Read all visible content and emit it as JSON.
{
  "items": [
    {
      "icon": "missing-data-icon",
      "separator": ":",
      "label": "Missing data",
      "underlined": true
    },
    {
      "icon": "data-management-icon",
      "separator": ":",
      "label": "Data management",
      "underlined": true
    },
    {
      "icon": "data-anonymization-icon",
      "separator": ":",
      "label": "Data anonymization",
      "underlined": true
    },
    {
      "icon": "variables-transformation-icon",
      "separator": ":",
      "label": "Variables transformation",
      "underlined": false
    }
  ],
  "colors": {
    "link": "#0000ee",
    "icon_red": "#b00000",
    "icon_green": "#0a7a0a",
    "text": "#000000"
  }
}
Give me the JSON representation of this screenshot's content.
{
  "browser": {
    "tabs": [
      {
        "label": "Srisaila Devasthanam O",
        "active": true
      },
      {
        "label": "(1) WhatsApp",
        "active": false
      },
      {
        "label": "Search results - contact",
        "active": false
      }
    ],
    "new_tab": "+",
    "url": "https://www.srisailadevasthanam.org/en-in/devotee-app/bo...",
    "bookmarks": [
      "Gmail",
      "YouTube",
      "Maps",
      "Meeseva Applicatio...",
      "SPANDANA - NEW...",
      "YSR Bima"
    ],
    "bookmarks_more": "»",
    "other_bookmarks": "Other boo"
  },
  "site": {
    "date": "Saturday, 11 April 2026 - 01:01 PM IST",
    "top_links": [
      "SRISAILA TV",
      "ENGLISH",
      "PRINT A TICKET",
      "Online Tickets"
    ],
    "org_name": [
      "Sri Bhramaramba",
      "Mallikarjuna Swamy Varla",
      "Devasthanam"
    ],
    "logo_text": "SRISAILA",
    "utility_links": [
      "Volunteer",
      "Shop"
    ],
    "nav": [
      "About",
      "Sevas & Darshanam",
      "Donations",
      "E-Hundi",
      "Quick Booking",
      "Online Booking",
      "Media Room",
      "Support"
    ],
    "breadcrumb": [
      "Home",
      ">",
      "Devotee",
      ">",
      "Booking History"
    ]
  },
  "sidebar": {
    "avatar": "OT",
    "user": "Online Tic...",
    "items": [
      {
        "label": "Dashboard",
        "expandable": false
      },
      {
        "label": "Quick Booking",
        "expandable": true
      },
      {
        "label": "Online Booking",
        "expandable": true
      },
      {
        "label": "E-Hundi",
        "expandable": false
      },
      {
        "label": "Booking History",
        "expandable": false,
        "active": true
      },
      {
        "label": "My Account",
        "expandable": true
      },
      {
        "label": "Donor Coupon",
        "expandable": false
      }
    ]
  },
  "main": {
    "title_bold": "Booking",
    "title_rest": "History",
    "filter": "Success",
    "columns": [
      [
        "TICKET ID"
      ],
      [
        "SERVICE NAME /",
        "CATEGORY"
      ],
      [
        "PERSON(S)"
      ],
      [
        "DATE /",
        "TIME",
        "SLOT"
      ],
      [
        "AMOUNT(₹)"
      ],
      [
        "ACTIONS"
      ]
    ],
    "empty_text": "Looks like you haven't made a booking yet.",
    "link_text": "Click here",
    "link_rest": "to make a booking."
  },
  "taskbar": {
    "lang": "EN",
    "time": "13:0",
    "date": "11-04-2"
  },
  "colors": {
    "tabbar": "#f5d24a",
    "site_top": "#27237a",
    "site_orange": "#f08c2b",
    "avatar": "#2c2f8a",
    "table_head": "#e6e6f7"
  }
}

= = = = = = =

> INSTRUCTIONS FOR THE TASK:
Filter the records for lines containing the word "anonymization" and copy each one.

> TASK SOLUTION:
      "icon": "data-anonymization-icon",
      "label": "Data anonymization",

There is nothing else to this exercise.